It’s not the one book you need if you’re studying the history of archaeology in the UK, but it is perhaps the one book you need to read as a companion to a history of archaeology.
Whiteley, D.S. and Hays-Gilpin, K. 2008 ‘Religions beyond Icon, Burial and Monument: An Introduction’, Belief in the Past: Theoretical Approaches to the Archaeology of Religion. eds. D.S.Whiteley and K.Hays-Gilpin, Left Coast Press:California, 11–22.
Find it at WorldCat or LibraryThing.
Scientifically speaking a negative result is as important as a positive result. Nonetheless while positive results which no-one expected are publishable, negative results — which people would have expected if they’d thought about it a bit — are difficult to get published.
As an example, I’m looking at connections between ancient Greek constellations and the Greek calendar. One nice correlation is that the dove migration season in Greece starts about the same time that the constellation Columba, the Dove, rises in the morning sky for the first time. It’s particularly neat because doves tend to fly at night, so as Columba took to the skies, so did the doves. It would have slotted nicely into my model. There’s a small problem.
Columba is Noah’s Dove and wasn’t invented till AD 1679. Not only that, but if you read Aratus’s Phaenomena, which is a description of the sky dating from the 3rd century BC, he goes on at great length how there’s no constellation in that region. Unlike modern constellations, the Greek constellations were figures not regions and not all stars were thought to be in constellations. Some were considered amorphoi or unformed. If I’d really been awake I wouldn’t have needed to look up the constellation, as there are already doves in the ancient Greek sky. The Pleiades are, among other things, doves. That’s what the name means.

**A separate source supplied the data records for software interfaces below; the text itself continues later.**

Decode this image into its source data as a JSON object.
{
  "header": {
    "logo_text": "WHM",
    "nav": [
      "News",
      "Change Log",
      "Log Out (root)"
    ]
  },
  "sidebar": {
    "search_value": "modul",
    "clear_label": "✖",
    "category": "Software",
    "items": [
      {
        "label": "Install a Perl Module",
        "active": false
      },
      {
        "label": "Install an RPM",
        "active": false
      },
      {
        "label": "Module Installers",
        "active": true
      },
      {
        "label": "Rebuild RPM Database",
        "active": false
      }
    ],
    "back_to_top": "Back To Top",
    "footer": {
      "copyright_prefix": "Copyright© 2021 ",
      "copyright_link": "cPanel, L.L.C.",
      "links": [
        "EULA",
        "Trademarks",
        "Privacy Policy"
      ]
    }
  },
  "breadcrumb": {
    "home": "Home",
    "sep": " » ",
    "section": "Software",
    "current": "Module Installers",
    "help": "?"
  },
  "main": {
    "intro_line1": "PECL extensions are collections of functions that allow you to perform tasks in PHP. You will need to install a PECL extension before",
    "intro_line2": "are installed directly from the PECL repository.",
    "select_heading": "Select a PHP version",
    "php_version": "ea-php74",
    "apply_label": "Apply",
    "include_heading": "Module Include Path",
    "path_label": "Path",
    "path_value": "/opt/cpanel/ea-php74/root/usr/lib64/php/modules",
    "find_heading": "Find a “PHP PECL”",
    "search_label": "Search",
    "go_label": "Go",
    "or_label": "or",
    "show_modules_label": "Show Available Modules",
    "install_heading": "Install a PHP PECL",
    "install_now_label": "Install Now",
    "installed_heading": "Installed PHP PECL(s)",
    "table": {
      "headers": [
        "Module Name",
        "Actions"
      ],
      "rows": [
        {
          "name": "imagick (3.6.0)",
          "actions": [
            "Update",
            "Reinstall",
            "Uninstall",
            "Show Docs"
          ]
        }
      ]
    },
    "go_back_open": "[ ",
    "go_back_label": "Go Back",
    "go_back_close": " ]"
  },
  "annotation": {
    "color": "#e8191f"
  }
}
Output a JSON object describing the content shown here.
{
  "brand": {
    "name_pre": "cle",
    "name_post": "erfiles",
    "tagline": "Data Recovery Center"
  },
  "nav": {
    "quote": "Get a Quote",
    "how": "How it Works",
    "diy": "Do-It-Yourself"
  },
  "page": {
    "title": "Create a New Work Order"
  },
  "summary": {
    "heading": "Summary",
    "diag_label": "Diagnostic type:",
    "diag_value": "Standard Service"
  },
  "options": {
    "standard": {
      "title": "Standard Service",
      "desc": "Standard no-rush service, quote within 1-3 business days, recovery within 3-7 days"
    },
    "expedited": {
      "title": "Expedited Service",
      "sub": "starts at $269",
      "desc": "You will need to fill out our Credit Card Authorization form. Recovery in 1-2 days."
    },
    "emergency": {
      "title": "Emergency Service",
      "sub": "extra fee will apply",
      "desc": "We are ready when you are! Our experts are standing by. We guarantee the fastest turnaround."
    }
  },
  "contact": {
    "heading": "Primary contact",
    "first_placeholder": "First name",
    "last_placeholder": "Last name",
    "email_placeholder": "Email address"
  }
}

It’s surprising how specific the ancient sources are about which stars are in constellations or not. It raises the question of whether constellations named in ancient texts existed in more archaic times, because stars don’t have to be in a constellation.